Once a year in the villages of Kakheti in eastern Georgia, men sew their own clothes. They cut lambskin leather and colorful ribbons; they make huge masks studded with pumpkin seeds to imitate horns and teeth.
Far away on the other side of Georgia in the Samtskhe-Javakheti region, men put on women’s clothes and dresses, braid their hair, and apply makeup. They then walk into the center of the village to celebrate and improvise a play.
Georgian traditional Christmas tree Chichilaki is a must have for New Year and Christmas holidays. Chichilaki is made of hazelnut or walnut brunch. The brunch is shaved carefully, from the bottom to the top, until it has reached an appearance of a tree. On a tip of Chichilaki berries and tangerines are hang; as a symbol of prosperity. Chichilaki is burned just before Epiphany on January 19th.

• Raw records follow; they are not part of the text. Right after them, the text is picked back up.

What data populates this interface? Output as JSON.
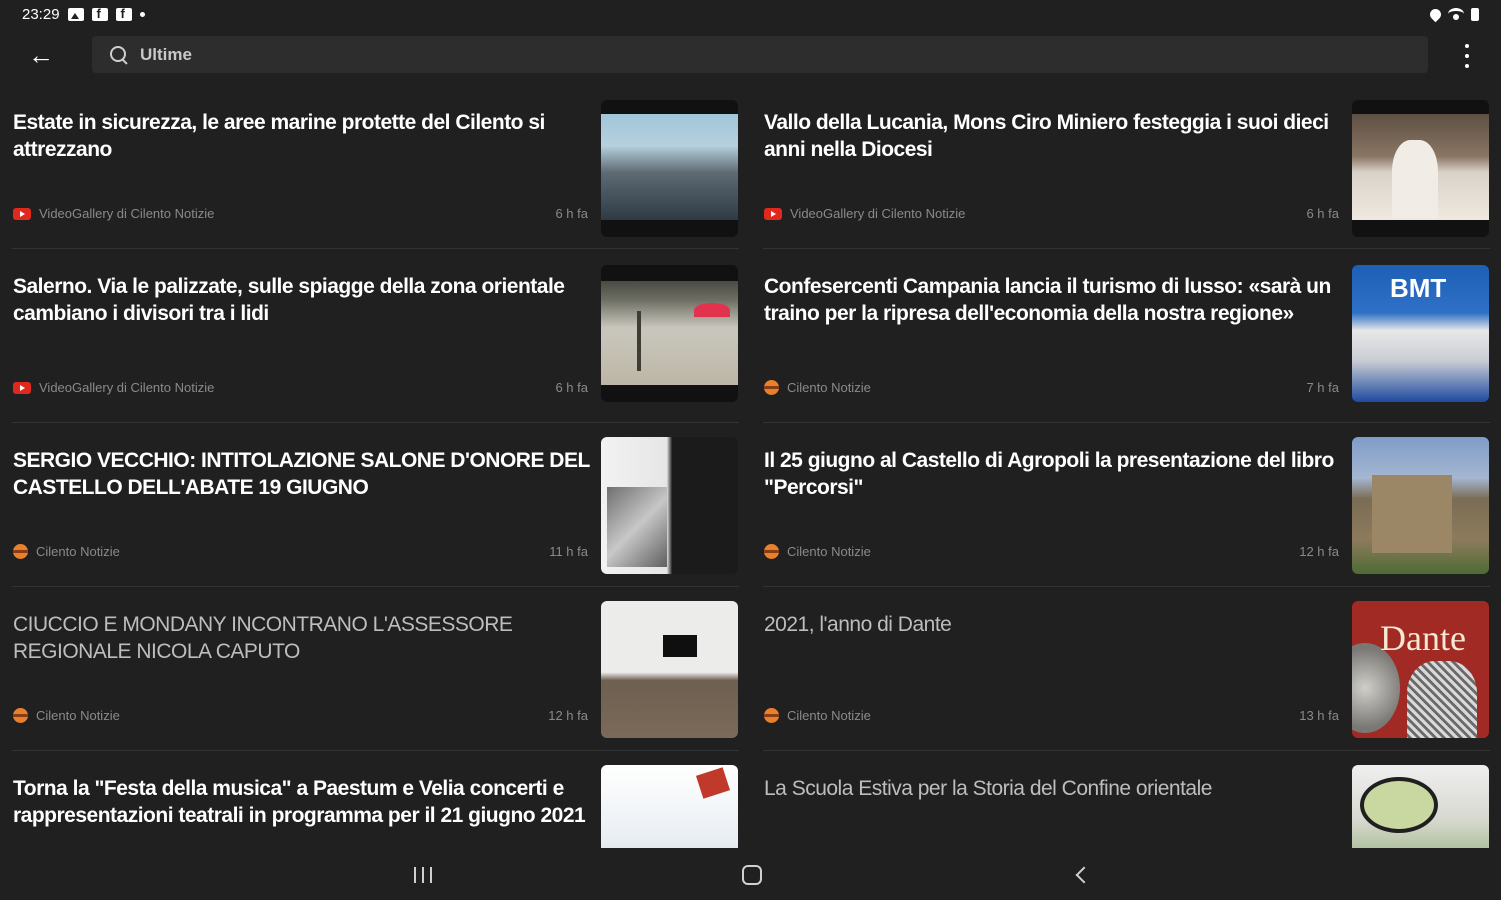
{
  "status_bar": {
    "time": "23:29"
  },
  "search": {
    "query": "Ultime"
  },
  "articles": [
    {
      "title": "Estate in sicurezza, le aree marine protette del Cilento si attrezzano",
      "source": "VideoGallery di Cilento Notizie",
      "source_icon": "youtube-icon",
      "time": "6 h fa",
      "read": false
    },
    {
      "title": "Vallo della Lucania, Mons Ciro Miniero festeggia i suoi dieci anni nella Diocesi",
      "source": "VideoGallery di Cilento Notizie",
      "source_icon": "youtube-icon",
      "time": "6 h fa",
      "read": false
    },
    {
      "title": "Salerno. Via le palizzate, sulle spiagge della zona orientale cambiano i divisori tra i lidi",
      "source": "VideoGallery di Cilento Notizie",
      "source_icon": "youtube-icon",
      "time": "6 h fa",
      "read": false
    },
    {
      "title": "Confesercenti Campania lancia il turismo di lusso: «sarà un traino per la ripresa dell'economia della nostra regione»",
      "source": "Cilento Notizie",
      "source_icon": "cilento-notizie-icon",
      "time": "7 h fa",
      "read": false
    },
    {
      "title": "SERGIO VECCHIO: INTITOLAZIONE SALONE D'ONORE DEL CASTELLO DELL'ABATE 19 GIUGNO",
      "source": "Cilento Notizie",
      "source_icon": "cilento-notizie-icon",
      "time": "11 h fa",
      "read": false
    },
    {
      "title": "Il 25 giugno al Castello di Agropoli la presentazione del libro \"Percorsi\"",
      "source": "Cilento Notizie",
      "source_icon": "cilento-notizie-icon",
      "time": "12 h fa",
      "read": false
    },
    {
      "title": "CIUCCIO E MONDANY INCONTRANO L'ASSESSORE REGIONALE NICOLA CAPUTO",
      "source": "Cilento Notizie",
      "source_icon": "cilento-notizie-icon",
      "time": "12 h fa",
      "read": true
    },
    {
      "title": "2021, l'anno di Dante",
      "source": "Cilento Notizie",
      "source_icon": "cilento-notizie-icon",
      "time": "13 h fa",
      "read": true,
      "thumb_text": "Dante"
    },
    {
      "title": "Torna la \"Festa della musica\" a Paestum e Velia concerti e rappresentazioni teatrali in programma per il 21 giugno 2021",
      "read": false
    },
    {
      "title": "La Scuola Estiva per la Storia del Confine orientale",
      "read": true
    }
  ],
  "colors": {
    "background": "#202020",
    "youtube": "#e0281f",
    "cilento_notizie": "#e8812d"
  }
}
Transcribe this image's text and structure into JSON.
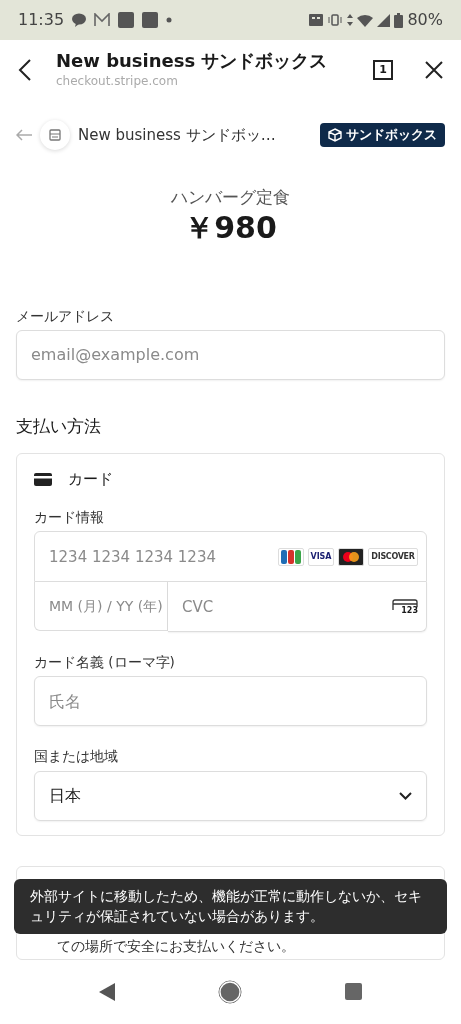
{
  "status_bar": {
    "time": "11:35",
    "battery": "80%"
  },
  "browser": {
    "title": "New business サンドボックス",
    "url": "checkout.stripe.com",
    "tab_count": "1"
  },
  "merchant": {
    "name": "New business サンドボッ…",
    "badge": "サンドボックス"
  },
  "product": {
    "name": "ハンバーグ定食",
    "price": "￥980"
  },
  "email": {
    "label": "メールアドレス",
    "placeholder": "email@example.com"
  },
  "payment": {
    "heading": "支払い方法",
    "method": "カード",
    "card_label": "カード情報",
    "card_number_placeholder": "1234 1234 1234 1234",
    "brands": [
      {
        "kind": "jcb"
      },
      {
        "kind": "visa",
        "text": "VISA"
      },
      {
        "kind": "mastercard"
      },
      {
        "kind": "discover",
        "text": "DISCOVER"
      }
    ],
    "expiry_placeholder": "MM (月) / YY (年)",
    "cvc_placeholder": "CVC",
    "cvc_icon_text": "123",
    "name_label": "カード名義 (ローマ字)",
    "name_placeholder": "氏名",
    "country_label": "国または地域",
    "country": "日本"
  },
  "save_info": {
    "visible_text": "ての場所で安全にお支払いください。"
  },
  "toast": "外部サイトに移動したため、機能が正常に動作しないか、セキュリティが保証されていない場合があります。"
}
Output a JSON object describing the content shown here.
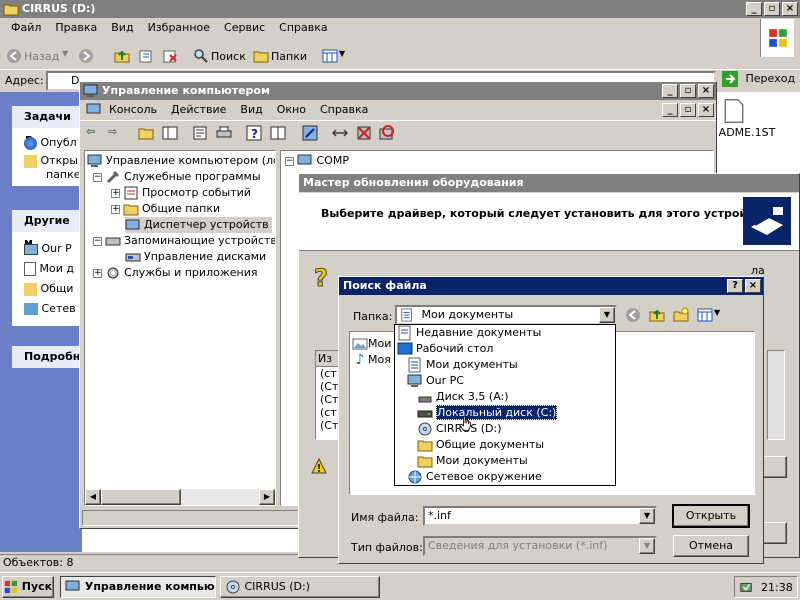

May 14th, Georgia celebrates St. Tamara’s day. She was the ruler of Georgia from 1184 to 1213 : the peak of country’s Golden Age. She was called the king Tamara, since it was thought, that the word queen, would belittle her image and power.